■ Exercise directions
All lines holding the word "Farm" in the listing below need to be copied.

== Data provided ==

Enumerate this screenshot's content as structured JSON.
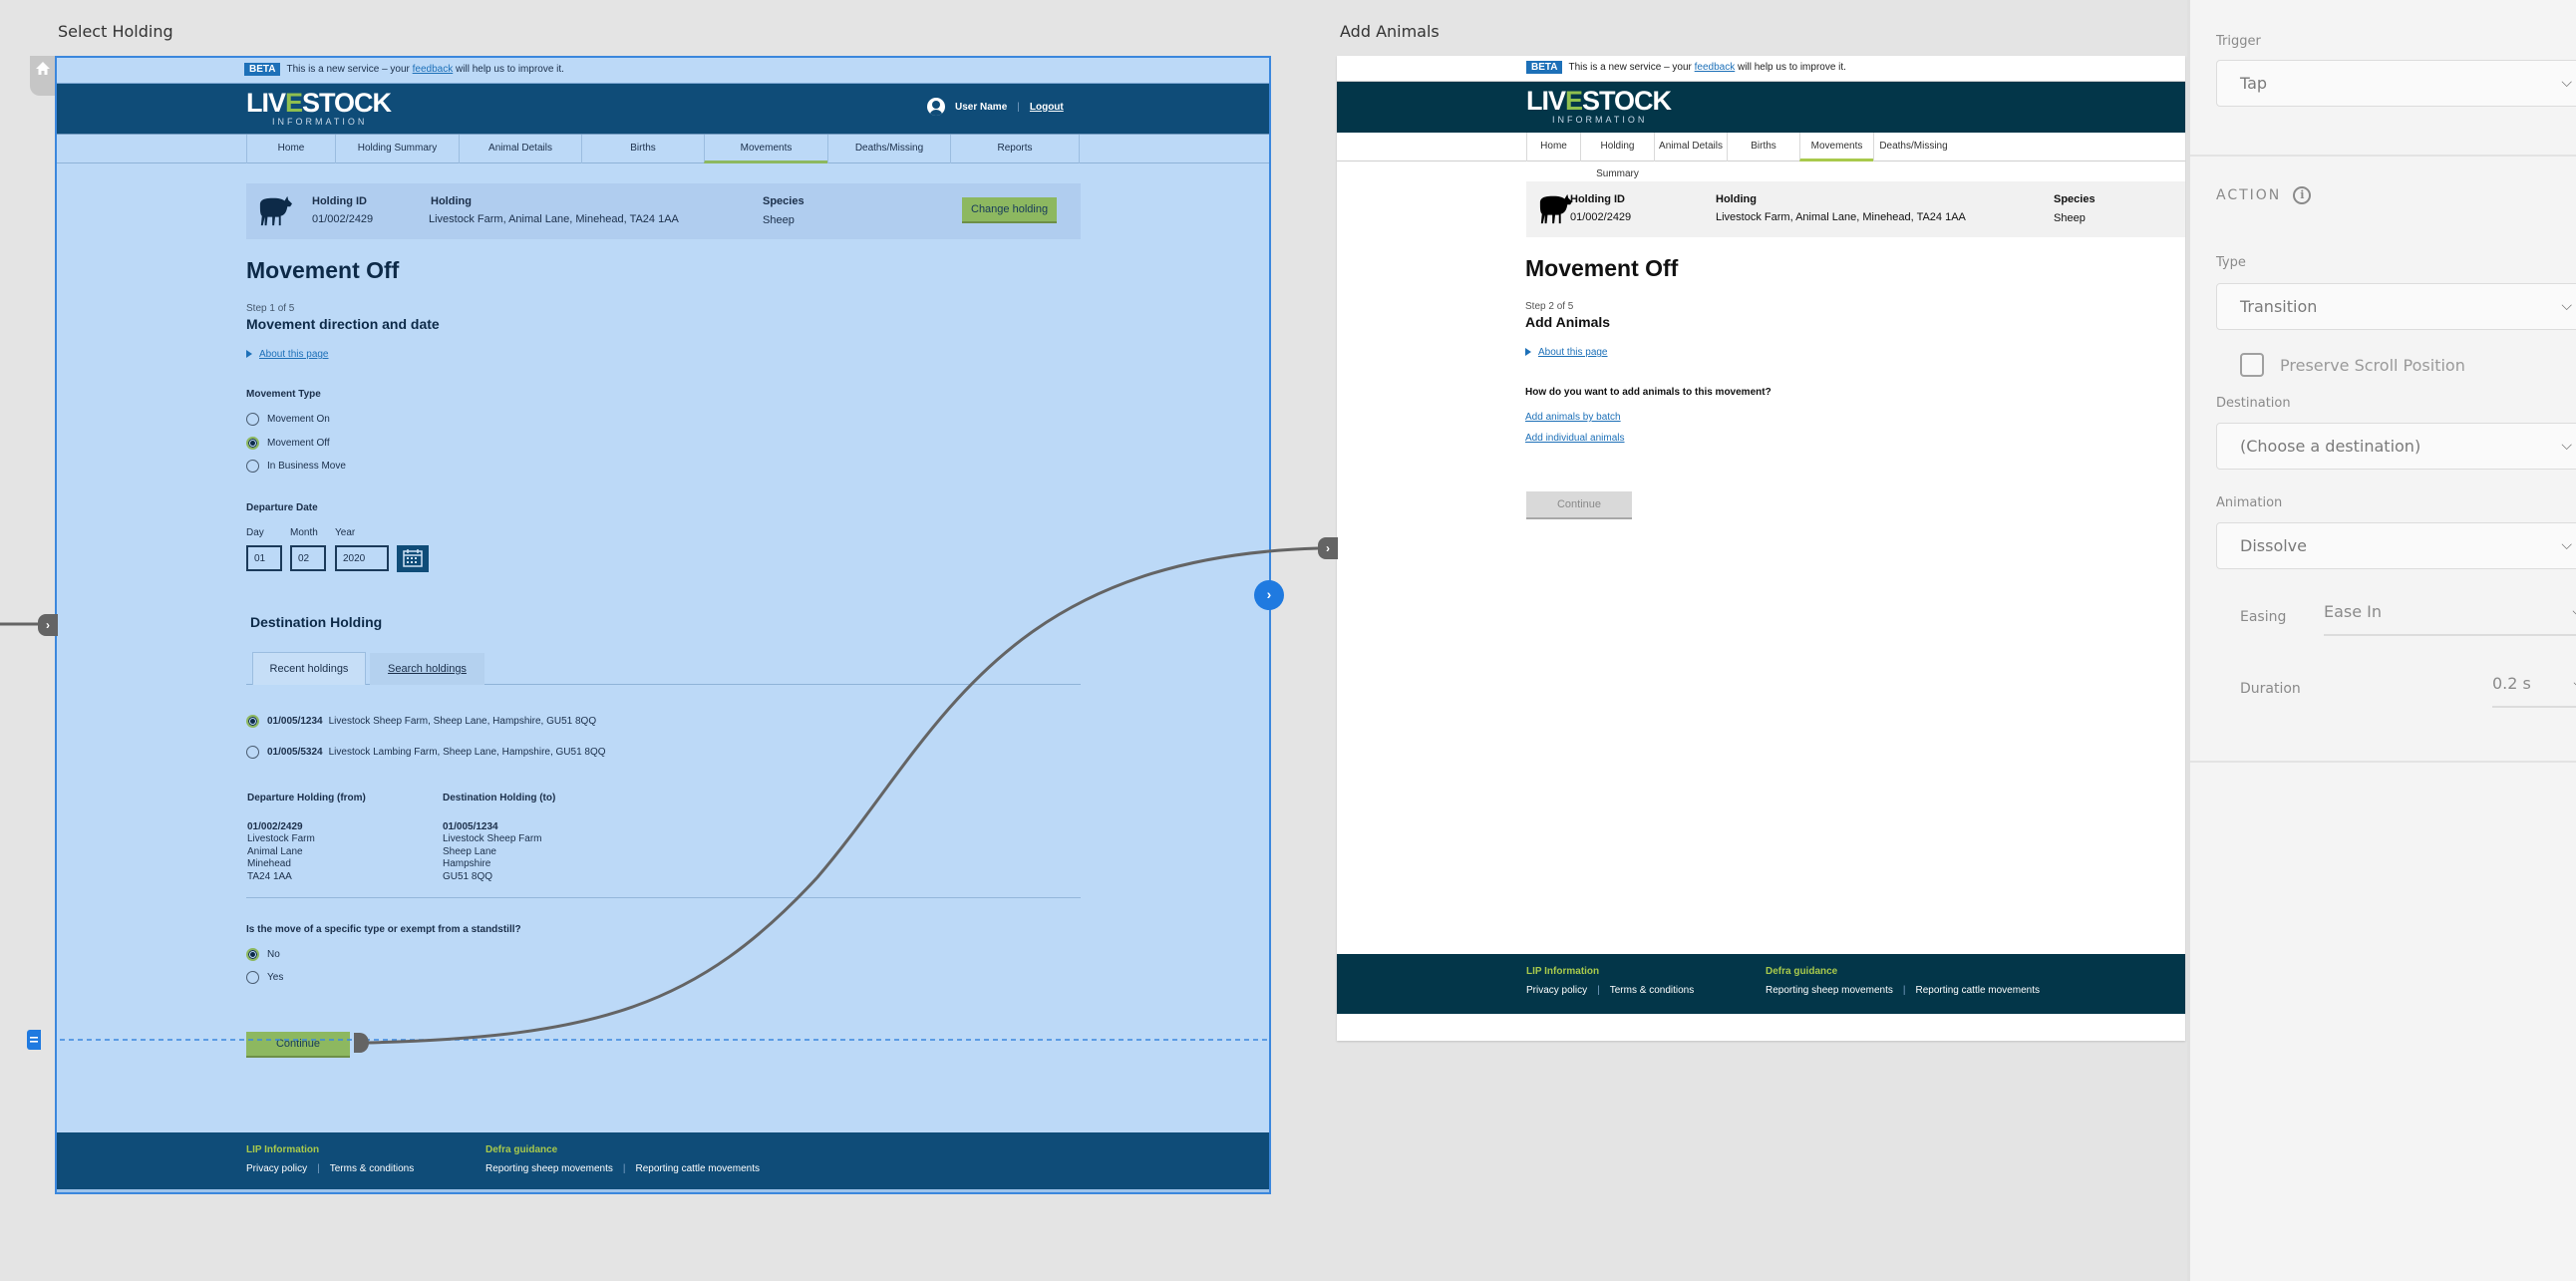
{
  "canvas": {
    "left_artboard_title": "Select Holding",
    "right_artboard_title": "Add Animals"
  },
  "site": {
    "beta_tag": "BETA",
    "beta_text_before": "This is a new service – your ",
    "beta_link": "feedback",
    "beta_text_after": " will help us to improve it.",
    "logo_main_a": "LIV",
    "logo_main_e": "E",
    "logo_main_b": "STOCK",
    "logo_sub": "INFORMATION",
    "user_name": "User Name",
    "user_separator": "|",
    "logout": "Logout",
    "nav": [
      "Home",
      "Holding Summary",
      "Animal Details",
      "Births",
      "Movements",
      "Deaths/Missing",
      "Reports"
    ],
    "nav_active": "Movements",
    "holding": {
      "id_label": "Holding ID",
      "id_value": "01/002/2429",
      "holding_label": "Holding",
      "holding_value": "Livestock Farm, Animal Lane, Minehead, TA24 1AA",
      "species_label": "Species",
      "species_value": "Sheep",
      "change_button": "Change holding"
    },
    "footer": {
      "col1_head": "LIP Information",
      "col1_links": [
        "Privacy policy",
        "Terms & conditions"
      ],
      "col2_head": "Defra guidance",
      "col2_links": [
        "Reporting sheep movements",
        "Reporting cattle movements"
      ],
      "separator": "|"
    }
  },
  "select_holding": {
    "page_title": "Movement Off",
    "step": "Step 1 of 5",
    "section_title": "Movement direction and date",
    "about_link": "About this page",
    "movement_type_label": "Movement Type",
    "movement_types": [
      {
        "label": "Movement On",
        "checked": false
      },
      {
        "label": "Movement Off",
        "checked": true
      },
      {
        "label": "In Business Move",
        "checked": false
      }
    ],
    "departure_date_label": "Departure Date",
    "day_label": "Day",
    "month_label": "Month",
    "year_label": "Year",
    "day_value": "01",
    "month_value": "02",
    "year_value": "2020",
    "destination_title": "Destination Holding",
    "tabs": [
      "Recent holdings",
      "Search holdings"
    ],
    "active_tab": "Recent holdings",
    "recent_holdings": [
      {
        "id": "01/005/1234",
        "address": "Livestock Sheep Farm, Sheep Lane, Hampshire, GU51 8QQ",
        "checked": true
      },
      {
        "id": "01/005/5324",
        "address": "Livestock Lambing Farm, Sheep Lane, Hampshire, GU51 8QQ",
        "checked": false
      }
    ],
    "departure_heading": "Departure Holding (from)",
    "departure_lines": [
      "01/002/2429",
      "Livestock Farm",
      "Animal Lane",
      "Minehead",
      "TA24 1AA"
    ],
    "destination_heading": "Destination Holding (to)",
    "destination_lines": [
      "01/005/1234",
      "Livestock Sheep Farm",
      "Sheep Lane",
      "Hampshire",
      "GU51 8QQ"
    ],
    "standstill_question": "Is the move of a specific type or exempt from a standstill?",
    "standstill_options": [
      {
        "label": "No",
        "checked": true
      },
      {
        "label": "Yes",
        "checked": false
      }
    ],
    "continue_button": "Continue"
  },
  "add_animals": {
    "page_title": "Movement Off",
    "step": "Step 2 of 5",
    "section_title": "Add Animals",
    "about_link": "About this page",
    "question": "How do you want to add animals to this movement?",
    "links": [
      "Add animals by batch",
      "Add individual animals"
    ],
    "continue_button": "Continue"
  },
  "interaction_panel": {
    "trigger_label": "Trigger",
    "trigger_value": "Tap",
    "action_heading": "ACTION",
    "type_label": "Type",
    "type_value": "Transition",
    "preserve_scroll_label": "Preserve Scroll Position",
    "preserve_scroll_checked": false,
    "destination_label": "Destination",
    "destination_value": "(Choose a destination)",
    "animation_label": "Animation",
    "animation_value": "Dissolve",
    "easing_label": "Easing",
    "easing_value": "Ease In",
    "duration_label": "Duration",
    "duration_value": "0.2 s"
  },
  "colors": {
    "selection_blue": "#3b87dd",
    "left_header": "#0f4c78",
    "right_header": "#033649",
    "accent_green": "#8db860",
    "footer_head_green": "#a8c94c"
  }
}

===
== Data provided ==

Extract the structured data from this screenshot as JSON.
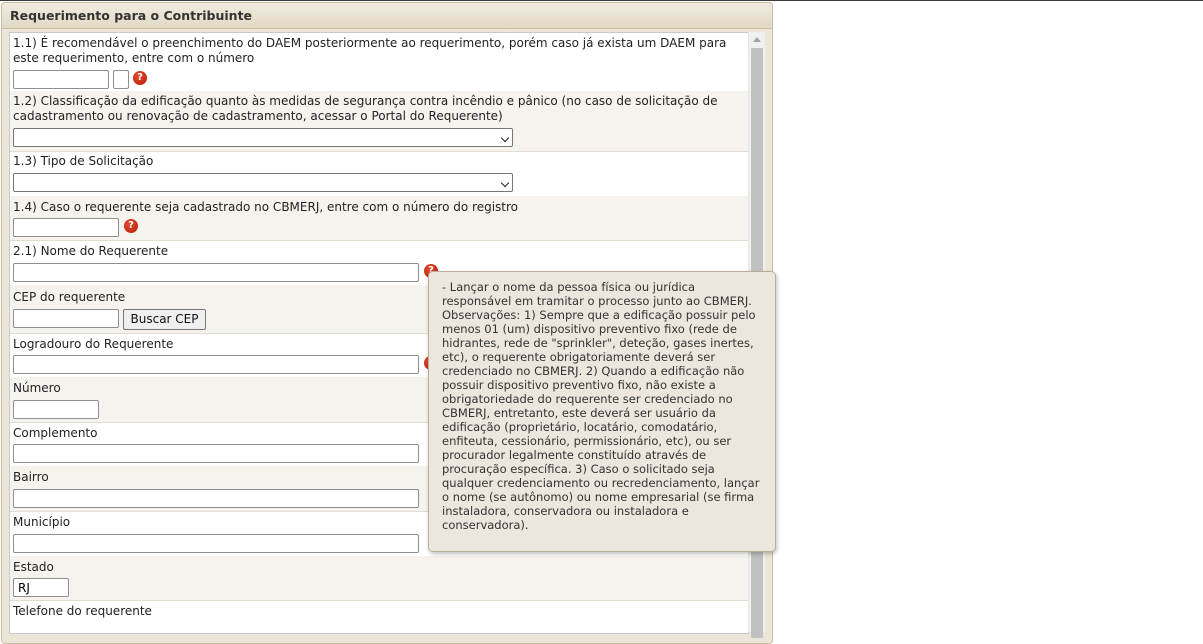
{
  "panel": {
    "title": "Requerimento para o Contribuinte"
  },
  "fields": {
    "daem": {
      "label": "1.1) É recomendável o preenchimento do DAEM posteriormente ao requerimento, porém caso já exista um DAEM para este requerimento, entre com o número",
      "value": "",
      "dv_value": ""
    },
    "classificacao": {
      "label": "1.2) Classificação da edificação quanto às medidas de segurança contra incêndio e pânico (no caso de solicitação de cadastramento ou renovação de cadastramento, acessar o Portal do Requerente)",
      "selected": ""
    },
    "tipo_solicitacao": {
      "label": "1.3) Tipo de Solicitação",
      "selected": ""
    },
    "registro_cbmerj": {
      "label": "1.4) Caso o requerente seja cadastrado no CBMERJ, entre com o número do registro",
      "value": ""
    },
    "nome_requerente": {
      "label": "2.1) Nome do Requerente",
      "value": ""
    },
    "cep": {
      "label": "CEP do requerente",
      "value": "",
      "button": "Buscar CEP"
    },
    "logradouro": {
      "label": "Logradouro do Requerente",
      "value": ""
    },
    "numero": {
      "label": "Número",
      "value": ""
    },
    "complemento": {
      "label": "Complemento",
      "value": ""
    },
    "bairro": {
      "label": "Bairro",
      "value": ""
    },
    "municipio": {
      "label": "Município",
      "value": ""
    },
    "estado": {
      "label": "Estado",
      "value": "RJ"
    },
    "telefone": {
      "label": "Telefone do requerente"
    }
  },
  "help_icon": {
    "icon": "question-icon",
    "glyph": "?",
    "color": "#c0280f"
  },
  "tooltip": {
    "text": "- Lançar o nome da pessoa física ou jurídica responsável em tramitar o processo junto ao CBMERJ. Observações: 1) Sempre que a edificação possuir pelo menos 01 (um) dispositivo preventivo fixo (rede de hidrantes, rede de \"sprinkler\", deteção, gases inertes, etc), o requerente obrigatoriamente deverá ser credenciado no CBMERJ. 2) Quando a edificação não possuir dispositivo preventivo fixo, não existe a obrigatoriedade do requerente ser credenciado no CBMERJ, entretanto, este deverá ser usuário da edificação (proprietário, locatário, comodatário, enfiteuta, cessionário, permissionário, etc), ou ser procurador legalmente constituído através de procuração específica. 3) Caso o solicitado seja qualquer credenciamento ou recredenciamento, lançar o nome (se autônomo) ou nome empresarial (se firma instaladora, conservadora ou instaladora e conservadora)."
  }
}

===

■ Result below
      "holding_value": "Livestock Farm, Animal Lane, Minehead, TA24 1AA",
        "address": "Livestock Sheep Farm, Sheep Lane, Hampshire, GU51 8QQ",
        "address": "Livestock Lambing Farm, Sheep Lane, Hampshire, GU51 8QQ",
      "Livestock Farm",
      "Livestock Sheep Farm",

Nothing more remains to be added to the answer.